The first copyright law was a censorship law. It was not about protecting the rights of authors, or encouraging them to produce new works. Authors' rights were in little danger in sixteenth-century England, and the recent arrival of the printing press (the world's first copying machine) was if anything energizing to writers. So energizing, in fact, that the English government grew concerned about too many works being produced, not too few. The new technology was making seditious reading material widely available for the first time, and the government urgently needed to control the flood of printed matter, censorship being as legitimate an administrative function then as building roads.
To read the true history of copyright is to understand just how completely this reaction plays into the industry's hands. The record companies don't really care whether they win or lose these lawsuits. In the long run, they don't even expect to eliminate file sharing. What they're fighting for is much bigger. They're fighting to maintain a state of mind, an attitude toward creative work that says someone ought to own products of the mind, and control who can copy them. And by positioning the issue as a contest between the Beleaguered Artist, who supposedly needs copyright to pay the rent, and The Unthinking Masses, who would rather copy a song or a story off the Internet than pay a fair price, the industry has been astonishingly successful. They have managed to substitute the loaded terms "piracy" and "theft" for the more accurate "copying" — as if there were no difference between stealing your bicycle (now you have no bicycle) and copying your song (now we both have it). Most importantly, industry propaganda has made it a commonplace belief that copyright is how most creators earn a living — that without copyright, the engines of intellectual production would grind to a halt, and artists would have neither means nor motivation to produce new works.

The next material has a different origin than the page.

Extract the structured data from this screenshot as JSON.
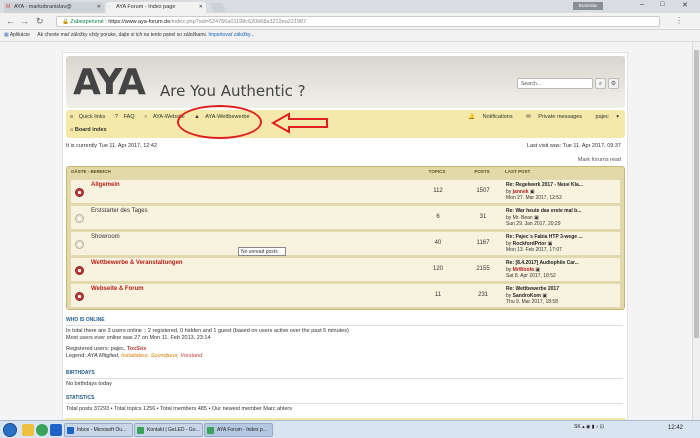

MAFIAAFire Redirector 0.9d by MAFIAA Links Un-censor the net and illegally taken down domains.
Torrent Freak May 10, 2012 Homeland Security’s ICE unit is not happy with a Firefox add-on that allows the public to circumvent the domains seizures carried out during the past several months. In an attempt to correct this ‘vulnerability’ in their anti-piracy strategy, ICE have asked Mozilla to pull the add-on from their site. Unfortunately for them Mozilla denied the request, arguing that this type of censorship may threaten the open Internet.
Does anyone else find it disturbing the government (who are supposed to represent and work for the common man) are essentially running around breaking kneecaps for a conglomerate of motion picture companies? I do.
The U.S. federal government spent over $15 billion dollars in 2010 on the War on Drugs, at a rate of about $500 per second.